Excerpts from a dataset:
___

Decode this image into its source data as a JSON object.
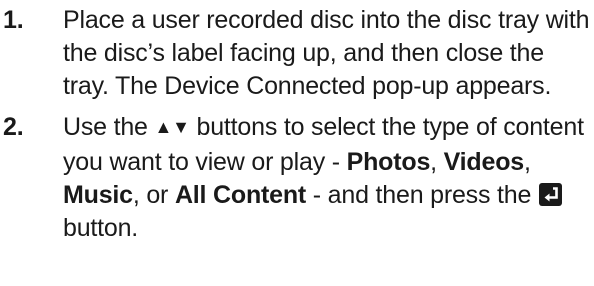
{
  "steps": [
    {
      "number": "1.",
      "text": "Place a user recorded disc into the disc tray with the disc’s label facing up, and then close the tray. The Device Connected pop-up appears."
    },
    {
      "number": "2.",
      "text_before_arrows": "Use the ",
      "up_arrow": "▲",
      "down_arrow": "▼",
      "text_after_arrows": " buttons to select the type of content you want to view or play - ",
      "option_photos": "Photos",
      "sep1": ", ",
      "option_videos": "Videos",
      "sep2": ", ",
      "option_music": "Music",
      "sep3": ", or ",
      "option_all": "All Content",
      "text_before_enter": " - and then press the ",
      "enter_icon": "enter-button-icon",
      "text_after_enter": " button."
    }
  ]
}
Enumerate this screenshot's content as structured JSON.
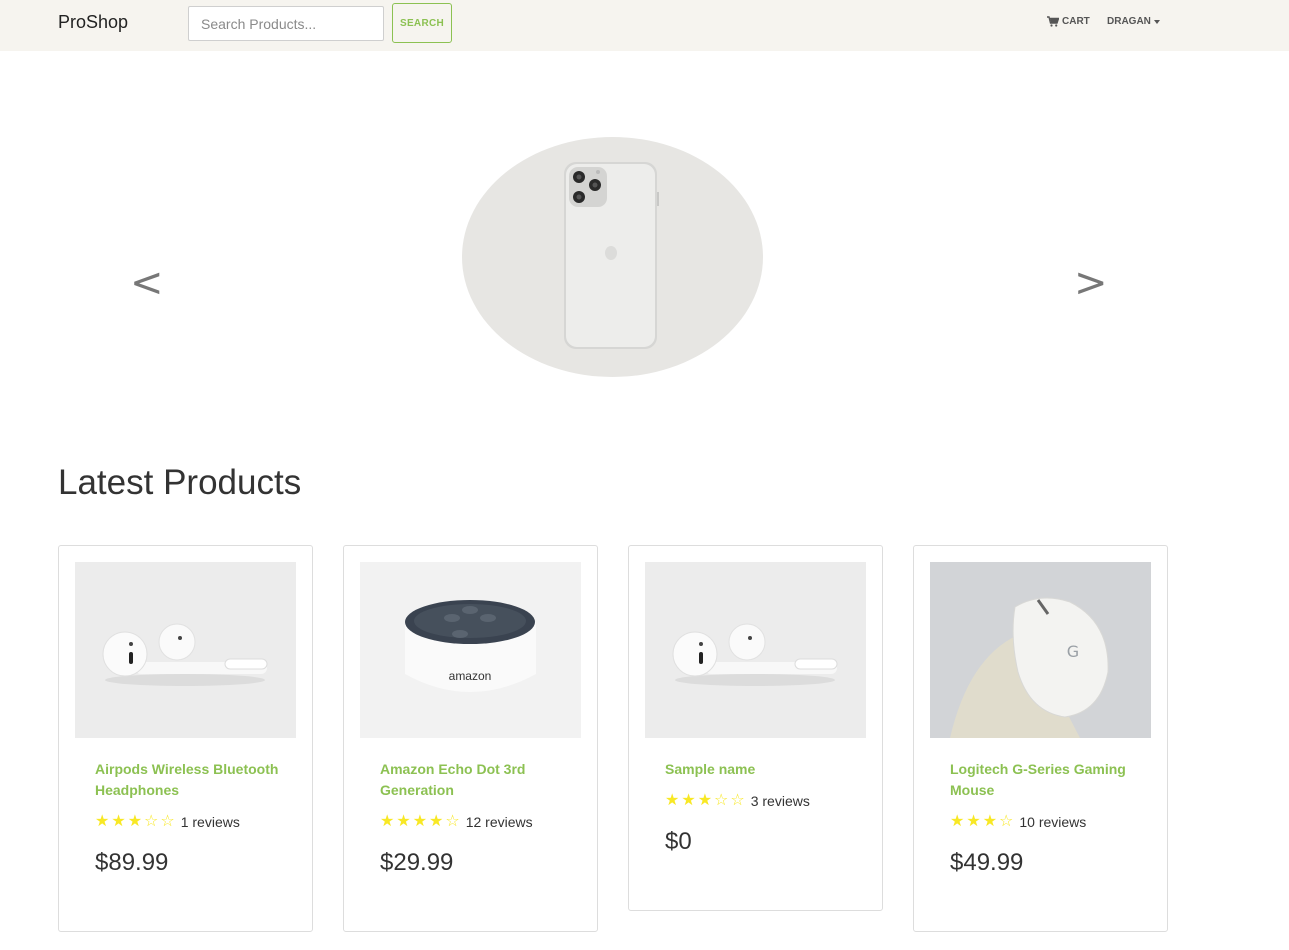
{
  "navbar": {
    "brand": "ProShop",
    "search_placeholder": "Search Products...",
    "search_button": "SEARCH",
    "cart_label": "CART",
    "user_label": "DRAGAN",
    "icons": {
      "cart": "cart-icon",
      "user_menu": "caret-down-icon"
    }
  },
  "carousel": {
    "prev": "<",
    "next": ">",
    "image": "iphone-silver-back"
  },
  "section_title": "Latest Products",
  "colors": {
    "accent": "#8cc152",
    "star": "#f8e825",
    "navbar_bg": "#f6f4ef"
  },
  "products": [
    {
      "name": "Airpods Wireless Bluetooth Headphones",
      "rating": 2.5,
      "rating_max": 5,
      "reviews": "1 reviews",
      "price": "$89.99",
      "image": "airpods"
    },
    {
      "name": "Amazon Echo Dot 3rd Generation",
      "rating": 4,
      "rating_max": 5,
      "reviews": "12 reviews",
      "price": "$29.99",
      "image": "echo-dot"
    },
    {
      "name": "Sample name",
      "rating": 3,
      "rating_max": 5,
      "reviews": "3 reviews",
      "price": "$0",
      "image": "airpods"
    },
    {
      "name": "Logitech G-Series Gaming Mouse",
      "rating": 3,
      "rating_max": 5,
      "reviews": "10 reviews",
      "price": "$49.99",
      "image": "gaming-mouse"
    }
  ]
}
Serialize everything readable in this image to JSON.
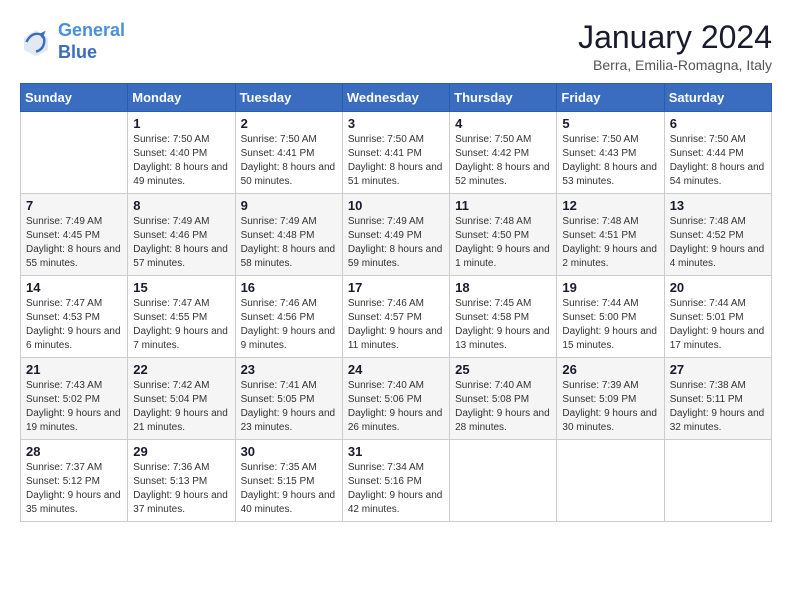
{
  "header": {
    "logo": {
      "line1": "General",
      "line2": "Blue"
    },
    "title": "January 2024",
    "subtitle": "Berra, Emilia-Romagna, Italy"
  },
  "days_of_week": [
    "Sunday",
    "Monday",
    "Tuesday",
    "Wednesday",
    "Thursday",
    "Friday",
    "Saturday"
  ],
  "weeks": [
    [
      {
        "day": "",
        "info": ""
      },
      {
        "day": "1",
        "info": "Sunrise: 7:50 AM\nSunset: 4:40 PM\nDaylight: 8 hours\nand 49 minutes."
      },
      {
        "day": "2",
        "info": "Sunrise: 7:50 AM\nSunset: 4:41 PM\nDaylight: 8 hours\nand 50 minutes."
      },
      {
        "day": "3",
        "info": "Sunrise: 7:50 AM\nSunset: 4:41 PM\nDaylight: 8 hours\nand 51 minutes."
      },
      {
        "day": "4",
        "info": "Sunrise: 7:50 AM\nSunset: 4:42 PM\nDaylight: 8 hours\nand 52 minutes."
      },
      {
        "day": "5",
        "info": "Sunrise: 7:50 AM\nSunset: 4:43 PM\nDaylight: 8 hours\nand 53 minutes."
      },
      {
        "day": "6",
        "info": "Sunrise: 7:50 AM\nSunset: 4:44 PM\nDaylight: 8 hours\nand 54 minutes."
      }
    ],
    [
      {
        "day": "7",
        "info": "Sunrise: 7:49 AM\nSunset: 4:45 PM\nDaylight: 8 hours\nand 55 minutes."
      },
      {
        "day": "8",
        "info": "Sunrise: 7:49 AM\nSunset: 4:46 PM\nDaylight: 8 hours\nand 57 minutes."
      },
      {
        "day": "9",
        "info": "Sunrise: 7:49 AM\nSunset: 4:48 PM\nDaylight: 8 hours\nand 58 minutes."
      },
      {
        "day": "10",
        "info": "Sunrise: 7:49 AM\nSunset: 4:49 PM\nDaylight: 8 hours\nand 59 minutes."
      },
      {
        "day": "11",
        "info": "Sunrise: 7:48 AM\nSunset: 4:50 PM\nDaylight: 9 hours\nand 1 minute."
      },
      {
        "day": "12",
        "info": "Sunrise: 7:48 AM\nSunset: 4:51 PM\nDaylight: 9 hours\nand 2 minutes."
      },
      {
        "day": "13",
        "info": "Sunrise: 7:48 AM\nSunset: 4:52 PM\nDaylight: 9 hours\nand 4 minutes."
      }
    ],
    [
      {
        "day": "14",
        "info": "Sunrise: 7:47 AM\nSunset: 4:53 PM\nDaylight: 9 hours\nand 6 minutes."
      },
      {
        "day": "15",
        "info": "Sunrise: 7:47 AM\nSunset: 4:55 PM\nDaylight: 9 hours\nand 7 minutes."
      },
      {
        "day": "16",
        "info": "Sunrise: 7:46 AM\nSunset: 4:56 PM\nDaylight: 9 hours\nand 9 minutes."
      },
      {
        "day": "17",
        "info": "Sunrise: 7:46 AM\nSunset: 4:57 PM\nDaylight: 9 hours\nand 11 minutes."
      },
      {
        "day": "18",
        "info": "Sunrise: 7:45 AM\nSunset: 4:58 PM\nDaylight: 9 hours\nand 13 minutes."
      },
      {
        "day": "19",
        "info": "Sunrise: 7:44 AM\nSunset: 5:00 PM\nDaylight: 9 hours\nand 15 minutes."
      },
      {
        "day": "20",
        "info": "Sunrise: 7:44 AM\nSunset: 5:01 PM\nDaylight: 9 hours\nand 17 minutes."
      }
    ],
    [
      {
        "day": "21",
        "info": "Sunrise: 7:43 AM\nSunset: 5:02 PM\nDaylight: 9 hours\nand 19 minutes."
      },
      {
        "day": "22",
        "info": "Sunrise: 7:42 AM\nSunset: 5:04 PM\nDaylight: 9 hours\nand 21 minutes."
      },
      {
        "day": "23",
        "info": "Sunrise: 7:41 AM\nSunset: 5:05 PM\nDaylight: 9 hours\nand 23 minutes."
      },
      {
        "day": "24",
        "info": "Sunrise: 7:40 AM\nSunset: 5:06 PM\nDaylight: 9 hours\nand 26 minutes."
      },
      {
        "day": "25",
        "info": "Sunrise: 7:40 AM\nSunset: 5:08 PM\nDaylight: 9 hours\nand 28 minutes."
      },
      {
        "day": "26",
        "info": "Sunrise: 7:39 AM\nSunset: 5:09 PM\nDaylight: 9 hours\nand 30 minutes."
      },
      {
        "day": "27",
        "info": "Sunrise: 7:38 AM\nSunset: 5:11 PM\nDaylight: 9 hours\nand 32 minutes."
      }
    ],
    [
      {
        "day": "28",
        "info": "Sunrise: 7:37 AM\nSunset: 5:12 PM\nDaylight: 9 hours\nand 35 minutes."
      },
      {
        "day": "29",
        "info": "Sunrise: 7:36 AM\nSunset: 5:13 PM\nDaylight: 9 hours\nand 37 minutes."
      },
      {
        "day": "30",
        "info": "Sunrise: 7:35 AM\nSunset: 5:15 PM\nDaylight: 9 hours\nand 40 minutes."
      },
      {
        "day": "31",
        "info": "Sunrise: 7:34 AM\nSunset: 5:16 PM\nDaylight: 9 hours\nand 42 minutes."
      },
      {
        "day": "",
        "info": ""
      },
      {
        "day": "",
        "info": ""
      },
      {
        "day": "",
        "info": ""
      }
    ]
  ]
}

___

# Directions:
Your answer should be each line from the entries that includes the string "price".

# Response for this exercise:
      "price": "$89.99",
      "price": "$29.99",
      "price": "$0",
      "price": "$49.99",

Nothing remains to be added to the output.